While in Italy the unions are making gestures in the UK the GMB has gone a step further and the leadership actually favours privatisaation. So Italian workers prepare for such a move in Italy or the alternative can be as the leaflet says build independennt organisations that can pursue the class struggle. That is the lesson for all workers Italian, British and globally.

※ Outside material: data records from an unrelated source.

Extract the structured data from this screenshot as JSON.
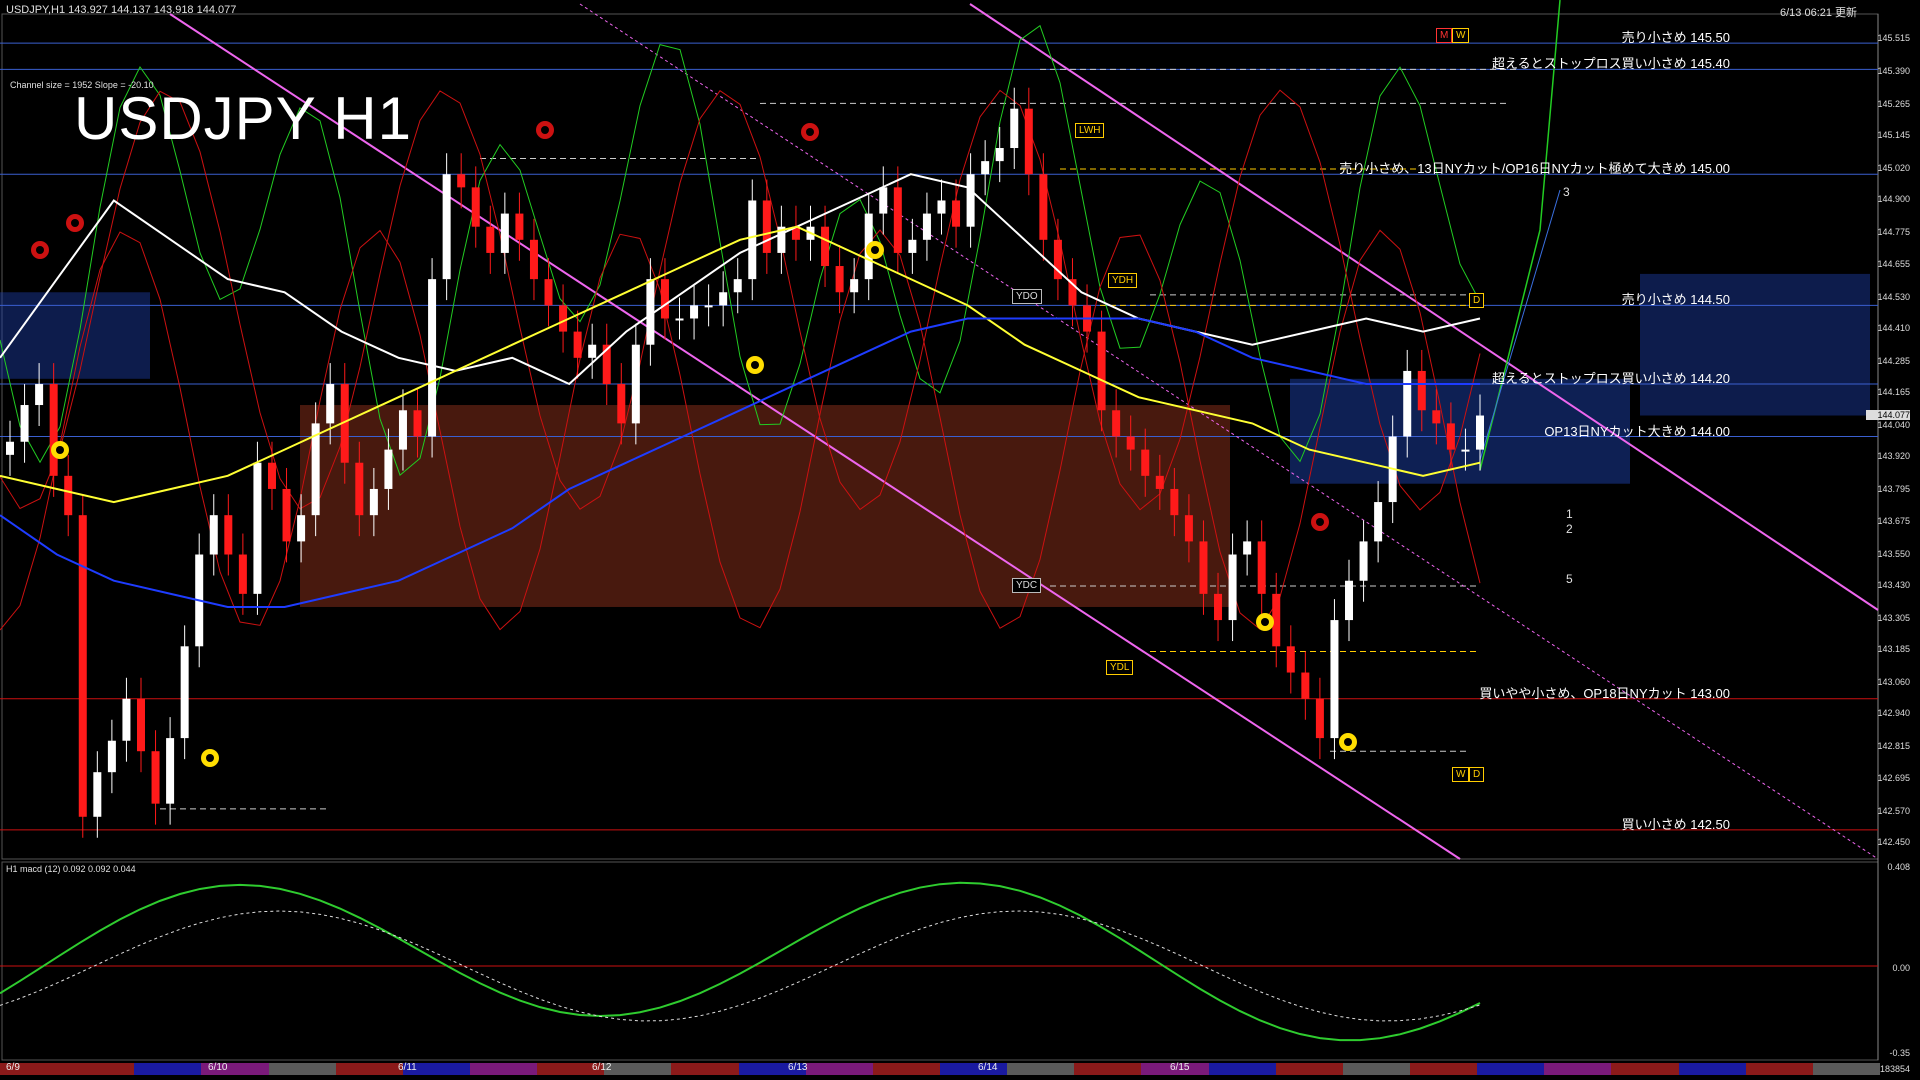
{
  "header": {
    "symbol_info": "USDJPY,H1  143.927 144.137 143.918 144.077",
    "datetime": "6/13 06:21 更新",
    "channel_info": "Channel size = 1952 Slope = -20.10",
    "title": "USDJPY H1"
  },
  "price_axis": {
    "labels": [
      "145.515",
      "145.390",
      "145.265",
      "145.145",
      "145.020",
      "144.900",
      "144.775",
      "144.655",
      "144.530",
      "144.410",
      "144.285",
      "144.165",
      "144.040",
      "143.920",
      "143.795",
      "143.675",
      "143.550",
      "143.430",
      "143.305",
      "143.185",
      "143.060",
      "142.940",
      "142.815",
      "142.695",
      "142.570",
      "142.450"
    ],
    "current": "144.077"
  },
  "annotations": [
    {
      "price": 145.5,
      "text": "売り小さめ 145.50"
    },
    {
      "price": 145.4,
      "text": "超えるとストップロス買い小さめ 145.40"
    },
    {
      "price": 145.0,
      "text": "売り小さめ、13日NYカット/OP16日NYカット極めて大きめ 145.00"
    },
    {
      "price": 144.5,
      "text": "売り小さめ 144.50"
    },
    {
      "price": 144.2,
      "text": "超えるとストップロス買い小さめ 144.20"
    },
    {
      "price": 144.0,
      "text": "OP13日NYカット大きめ 144.00"
    },
    {
      "price": 143.0,
      "text": "買いやや小さめ、OP18日NYカット 143.00"
    },
    {
      "price": 142.5,
      "text": "買い小さめ 142.50"
    }
  ],
  "markers": {
    "lwh": "LWH",
    "ydh": "YDH",
    "ydo": "YDO",
    "ydc": "YDC",
    "ydl": "YDL",
    "m": "M",
    "w": "W",
    "d": "D"
  },
  "wave_labels": [
    "3",
    "1",
    "2",
    "5"
  ],
  "macd": {
    "label": "H1  macd (12) 0.092 0.092 0.044",
    "axis": [
      "0.408",
      "0.00",
      "-0.35"
    ],
    "bottom": "183854"
  },
  "date_labels": [
    "6/9",
    "6/10",
    "6/11",
    "6/12",
    "6/13",
    "6/14",
    "6/15"
  ],
  "colors": {
    "up": "#ffffff",
    "down": "#ff1a1a",
    "ma_white": "#ffffff",
    "ma_yellow": "#ffff33",
    "ma_blue": "#1e3cff",
    "channel": "#ee66ee",
    "hline": "#3a5fd0",
    "support": "#cc1111",
    "green": "#22cc22"
  },
  "chart_data": {
    "type": "line",
    "title": "USDJPY H1",
    "ylim": [
      142.45,
      145.55
    ],
    "candles_close": [
      143.98,
      144.12,
      144.2,
      143.85,
      143.7,
      142.55,
      142.72,
      142.84,
      143.0,
      142.8,
      142.6,
      142.85,
      143.2,
      143.55,
      143.7,
      143.55,
      143.4,
      143.9,
      143.8,
      143.6,
      143.7,
      144.05,
      144.2,
      143.9,
      143.7,
      143.8,
      143.95,
      144.1,
      144.0,
      144.6,
      145.0,
      144.95,
      144.8,
      144.7,
      144.85,
      144.75,
      144.6,
      144.5,
      144.4,
      144.3,
      144.35,
      144.2,
      144.05,
      144.35,
      144.6,
      144.45,
      144.45,
      144.5,
      144.5,
      144.55,
      144.6,
      144.9,
      144.7,
      144.8,
      144.75,
      144.8,
      144.65,
      144.55,
      144.6,
      144.85,
      144.95,
      144.7,
      144.75,
      144.85,
      144.9,
      144.8,
      145.0,
      145.05,
      145.1,
      145.25,
      145.0,
      144.75,
      144.6,
      144.5,
      144.4,
      144.1,
      144.0,
      143.95,
      143.85,
      143.8,
      143.7,
      143.6,
      143.4,
      143.3,
      143.55,
      143.6,
      143.4,
      143.2,
      143.1,
      143.0,
      142.85,
      143.3,
      143.45,
      143.6,
      143.75,
      144.0,
      144.25,
      144.1,
      144.05,
      143.95,
      143.95,
      144.08
    ],
    "series": [
      {
        "values": [
          144.3,
          144.6,
          144.9,
          144.75,
          144.6,
          144.55,
          144.4,
          144.3,
          144.25,
          144.3,
          144.2,
          144.4,
          144.55,
          144.7,
          144.8,
          144.9,
          145.0,
          144.95,
          144.75,
          144.55,
          144.45,
          144.4,
          144.35,
          144.4,
          144.45,
          144.4,
          144.45
        ]
      },
      {
        "values": [
          143.85,
          143.8,
          143.75,
          143.8,
          143.85,
          143.95,
          144.05,
          144.15,
          144.25,
          144.35,
          144.45,
          144.55,
          144.65,
          144.75,
          144.8,
          144.7,
          144.6,
          144.5,
          144.35,
          144.25,
          144.15,
          144.1,
          144.05,
          143.95,
          143.9,
          143.85,
          143.9
        ]
      },
      {
        "values": [
          143.7,
          143.55,
          143.45,
          143.4,
          143.35,
          143.35,
          143.4,
          143.45,
          143.55,
          143.65,
          143.8,
          143.9,
          144.0,
          144.1,
          144.2,
          144.3,
          144.4,
          144.45,
          144.45,
          144.45,
          144.45,
          144.4,
          144.3,
          144.25,
          144.2,
          144.2,
          144.2
        ]
      }
    ],
    "channel_slope": -20.1,
    "grid": false
  }
}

Are we so alienated now that we always have to wait for someone else - the unions-to tell us what to do, and when to do it? And what hope is there for the revolution if we can't even organize a meeting and decide for a strike, without union help and permission? We're like kids in school waiting for teacher to give us the go-ahead. We're so browbeaten that we prefer symbolic actions that disturb nothing and nobody. Are we scared to interrupt the calm of the status quo, with it's creeping job losses and deteriorating wages? Or do we still think that we've got so much to loose that it's better just to keep quiet. If the union officials tell us that we can't do anything - well, at the moment they're right, aren't they? We could do something if we wanted to though. We can talk to each other, leave our isolationism behind, and start to fight. No wonder the bosses always look so happy and smiling, and Obama, Cameron (getting fatter!) Berlusconi and Sarkozy always smirking, they treat us like zombies and get away with it. Let's show them our muscle! Unite and fight!

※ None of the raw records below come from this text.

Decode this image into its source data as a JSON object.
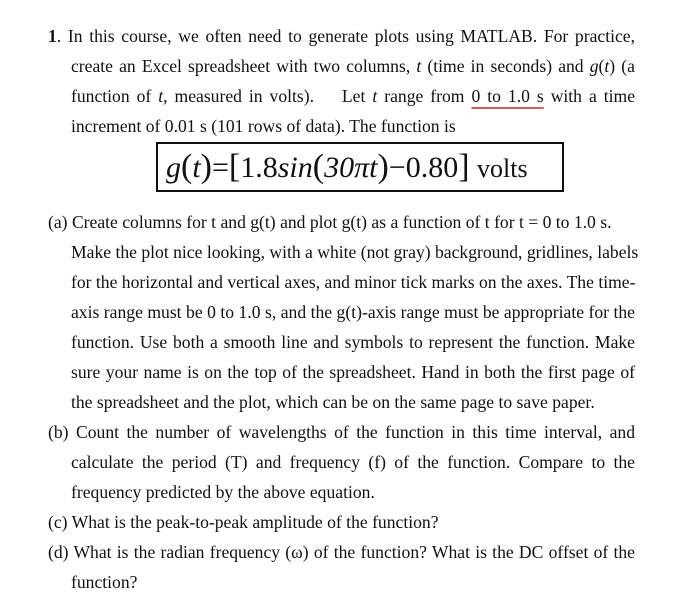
{
  "problem": {
    "number": "1",
    "intro": {
      "line1_rest": ". In this course, we often need to generate plots using MATLAB. For practice,",
      "line2_a": "create an Excel spreadsheet with two columns,",
      "line2_t": "t",
      "line2_b": "(time in seconds) and",
      "line2_g": "g",
      "line2_c": "(",
      "line2_t2": "t",
      "line2_d": ") (a",
      "line3_a": "function of",
      "line3_t": "t",
      "line3_b": ", measured in volts).    Let",
      "line3_t2": "t",
      "line3_c": "range from",
      "line3_range": "0 to 1.0 s",
      "line3_d": "with a time",
      "line4": "increment of 0.01 s (101 rows of data). The function is"
    },
    "equation": {
      "lhs_g": "g",
      "lhs_open": "(",
      "lhs_t": "t",
      "lhs_close": ")",
      "equals": "=",
      "bracket_open": "[",
      "amplitude": "1.8",
      "func": "sin",
      "paren_open": "(",
      "arg": "30πt",
      "paren_close": ")",
      "minus_offset": "−0.80",
      "bracket_close": "]",
      "unit": "volts"
    },
    "parts": [
      {
        "label": "(a)",
        "lines": [
          "Create columns for t and g(t) and plot g(t) as a function of t for t = 0 to 1.0 s.",
          "Make the plot nice looking, with a white (not gray) background, gridlines, labels",
          "for the horizontal and vertical axes, and minor tick marks on the axes. The time-",
          "axis range must be 0 to 1.0 s, and the g(t)-axis range must be appropriate for the",
          "function. Use both a smooth line and symbols to represent the function. Make",
          "sure your name is on the top of the spreadsheet. Hand in both the first page of",
          "the spreadsheet and the plot, which can be on the same page to save paper."
        ]
      },
      {
        "label": "(b)",
        "lines": [
          "Count the number of wavelengths of the function in this time interval, and",
          "calculate the period (T) and frequency (f) of the function. Compare to the",
          "frequency predicted by the above equation."
        ]
      },
      {
        "label": "(c)",
        "lines": [
          "What is the peak-to-peak amplitude of the function?"
        ]
      },
      {
        "label": "(d)",
        "lines": [
          "What is the radian frequency (ω) of the function? What is the DC offset of the",
          "function?"
        ]
      }
    ]
  },
  "colors": {
    "text": "#111111",
    "underline": "#d0605a",
    "background": "#ffffff"
  }
}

Excellent sentiments Kinglear. It seems that in Italy and Spain there are signs of a younger generation willing to take action against the capitalist system even if they are in a minority. But thats how revolutionary situations develop with the minority starting to find their voice and then the next step is to find an organisational form for their voice. Thats where small minorities of militants can begin to make a difference. Of course lets not get to carried away these minorities are just that and the majority for a whole series of reasons are still lagging behind whats necessary. Yes they possibly feel and think in the way that Kinglear describes but I also think they feel more than this and that they are becoming aware of what is needed.

It may take a while for this process to develop but when it does then what we are seeing however spoaradically the students in the UK the youth in Spain and Italy will take of when that does all the work that the minorities have done in the working class will pay of. It's this is what is needed today building up small networks of militants and not beleiving that we are bigger than we are and more powerful. The problem with a lot of leftist groups is that they remind me of Lenins example of the horsefly who thought it was driving the coach when in fact it was the driver.